Basis for tenure: The District of Columbia does not require any process that evaluates cumulative evidence of teacher effectiveness in order to receive tenure.
Ensure that tenure decisions are based on evidence of effectiveness.
The District of Columbia should make cumulative evidence of effectiveness, rather than number of years in the classroom, the basis for awarding teachers the leap in professional standing that tenure represents.
The District of Columbia asserted that although OSSE does not articulate tenure requirements, all public school teachers in DC teach in either DCPS or in one of our public charter school LEAs. DC's charter school LEAs do not award tenure. DCPS maintains an evaluation system, IMPACT, which includes objective evidence of student learning and growth and requires individuals who receive a rating of "developing" for three consecutive years or "minimally effective" for two consecutive years to be subject to separation from the school system. The IMPACT system also requires that individuals who receive an "ineffective" rating are subject to separation. DCPS policy is included in some, but not all, of the relevant analyses. To help ensure internal consistency, we've included it here.
Tenure should be a significant and consequential milestone in a teacher's career. The decision to give teachers tenure (or permanent status) is usually made automatically, with little thought, deliberation or consideration of actual performance. State policy should reflect the fact that initial certification is temporary and probationary, and that tenure is intended to be a significant reward for teachers who have consistently shown effectiveness and commitment. Tenure and advanced certification are not rights implied by the conferring of an initial teaching certificate. No other profession, including higher education, offers practitioners tenure after only a few years of working in the field.

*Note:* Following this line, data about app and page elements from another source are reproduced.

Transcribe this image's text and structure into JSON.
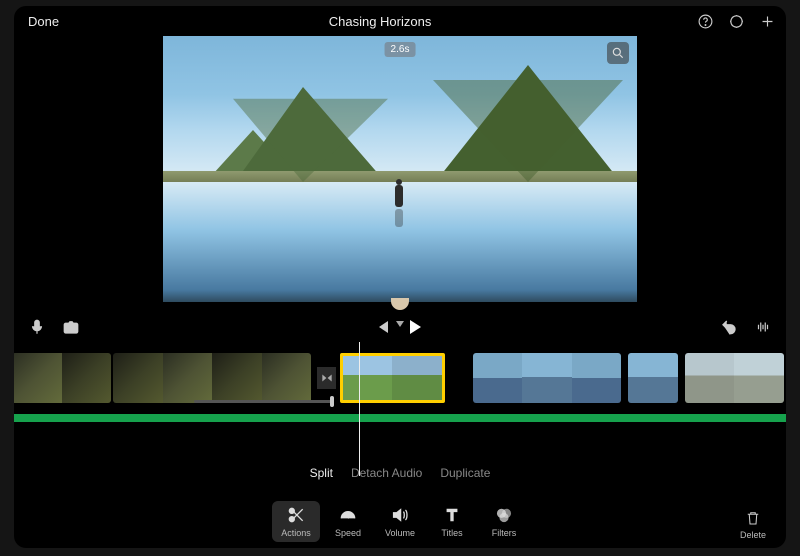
{
  "header": {
    "done_label": "Done",
    "title": "Chasing Horizons"
  },
  "preview": {
    "time_badge": "2.6s"
  },
  "edit_menu": {
    "split": "Split",
    "detach": "Detach Audio",
    "duplicate": "Duplicate"
  },
  "tools": {
    "actions": "Actions",
    "speed": "Speed",
    "volume": "Volume",
    "titles": "Titles",
    "filters": "Filters"
  },
  "delete_label": "Delete"
}
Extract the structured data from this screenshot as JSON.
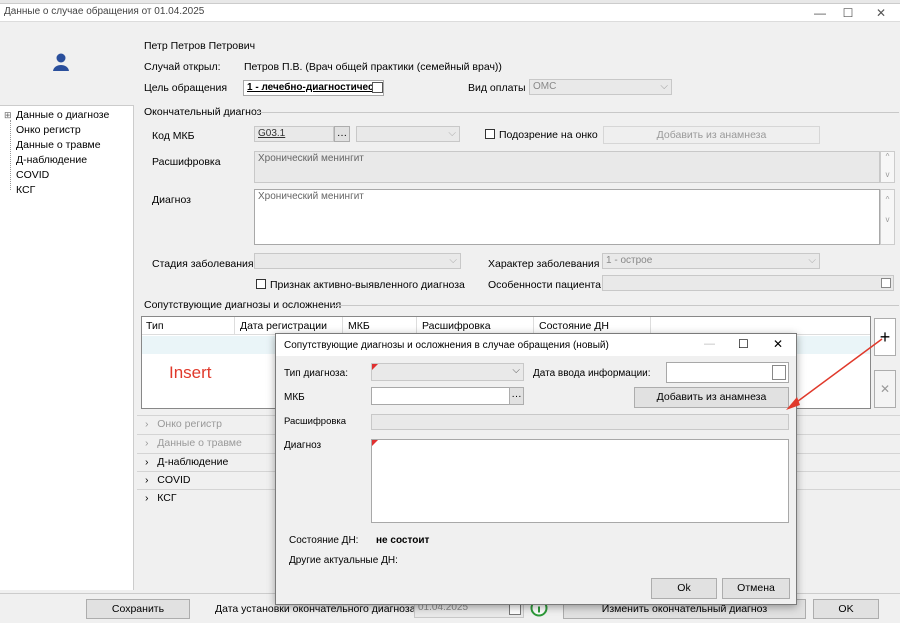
{
  "window": {
    "top_strip": "",
    "title": "Данные о случае обращения от 01.04.2025",
    "controls": {
      "minimize": "—",
      "maximize": "☐",
      "close": "✕"
    }
  },
  "header": {
    "patient_name": "Петр Петров Петрович",
    "opened_by_label": "Случай открыл:",
    "opened_by_value": "Петров П.В. (Врач общей практики (семейный врач))",
    "purpose_label": "Цель обращения",
    "purpose_value": "1 - лечебно-диагностичес",
    "payment_label": "Вид оплаты",
    "payment_value": "ОМС"
  },
  "tree": {
    "items": [
      "Данные о диагнозе",
      "Онко регистр",
      "Данные о травме",
      "Д-наблюдение",
      "COVID",
      "КСГ"
    ]
  },
  "final_diagnosis": {
    "group_title": "Окончательный диагноз",
    "mkb_label": "Код МКБ",
    "mkb_value": "G03.1",
    "onco_suspicion_label": "Подозрение на онко",
    "add_from_anamnesis": "Добавить из анамнеза",
    "decoding_label": "Расшифровка",
    "decoding_value": "Хронический менингит",
    "diagnosis_label": "Диагноз",
    "diagnosis_value": "Хронический менингит",
    "stage_label": "Стадия заболевания",
    "character_label": "Характер заболевания",
    "character_value": "1 - острое",
    "active_detected_label": "Признак активно-выявленного диагноза",
    "patient_features_label": "Особенности пациента"
  },
  "concomitant": {
    "group_title": "Сопутствующие диагнозы и осложнения",
    "columns": [
      "Тип",
      "Дата регистрации",
      "МКБ",
      "Расшифровка",
      "Состояние ДН"
    ],
    "insert_label": "Insert",
    "add_symbol": "+",
    "remove_symbol": "✕"
  },
  "sections": [
    "Онко регистр",
    "Данные о травме",
    "Д-наблюдение",
    "COVID",
    "КСГ"
  ],
  "bottom": {
    "save": "Сохранить",
    "date_label": "Дата установки окончательного диагноза:",
    "date_value": "01.04.2025",
    "change_diagnosis": "Изменить окончательный диагноз",
    "ok": "OK"
  },
  "dialog": {
    "title": "Сопутствующие диагнозы и осложнения в случае обращения (новый)",
    "type_label": "Тип диагноза:",
    "date_input_label": "Дата ввода информации:",
    "mkb_label": "МКБ",
    "add_from_anamnesis": "Добавить из анамнеза",
    "decoding_label": "Расшифровка",
    "diagnosis_label": "Диагноз",
    "dn_state_label": "Состояние ДН:",
    "dn_state_value": "не состоит",
    "other_dn_label": "Другие актуальные ДН:",
    "ok": "Ok",
    "cancel": "Отмена"
  },
  "colors": {
    "arrow": "#e0392b",
    "insert_text": "#e0392b",
    "grid_border": "#888888"
  }
}
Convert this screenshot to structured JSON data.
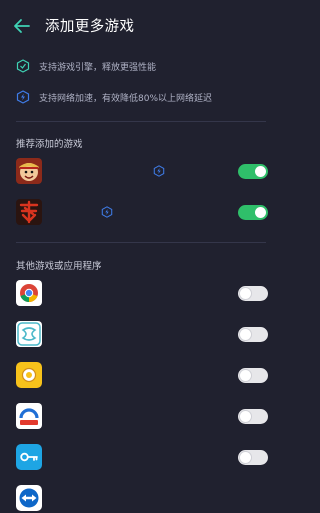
{
  "header": {
    "title": "添加更多游戏"
  },
  "features": [
    {
      "icon": "engine-icon",
      "text": "支持游戏引擎，释放更强性能"
    },
    {
      "icon": "network-boost-icon",
      "text": "支持网络加速，有效降低80%以上网络延迟"
    }
  ],
  "recommended": {
    "title": "推荐添加的游戏",
    "items": [
      {
        "icon": "one-piece-game-icon",
        "badge": "network-boost-icon",
        "enabled": true
      },
      {
        "icon": "sha-game-icon",
        "badge": "network-boost-icon",
        "enabled": true
      }
    ]
  },
  "others": {
    "title": "其他游戏或应用程序",
    "items": [
      {
        "icon": "chrome-icon",
        "enabled": false
      },
      {
        "icon": "tiled-app-icon",
        "enabled": false
      },
      {
        "icon": "yellow-app-icon",
        "enabled": false
      },
      {
        "icon": "blue-red-app-icon",
        "enabled": false
      },
      {
        "icon": "key-app-icon",
        "enabled": false
      },
      {
        "icon": "teamviewer-icon",
        "enabled": false
      }
    ]
  },
  "colors": {
    "background": "#20212f",
    "toggle_on": "#2fbf6a",
    "toggle_off": "#e7e7ea",
    "accent": "#3f7ce8"
  }
}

States should also ensure that evidence of effectiveness is the preponderant (but not the only) criterion for making tenure decisions. Most states confer tenure at a point that is too early for the collection of sufficient and adequate data that reflect teacher performance. Ideally, states would accumulate such data for four to five years. This robust data set would prevent effective teachers from being unfairly denied tenure based on too little data and ineffective teachers from being granted tenure.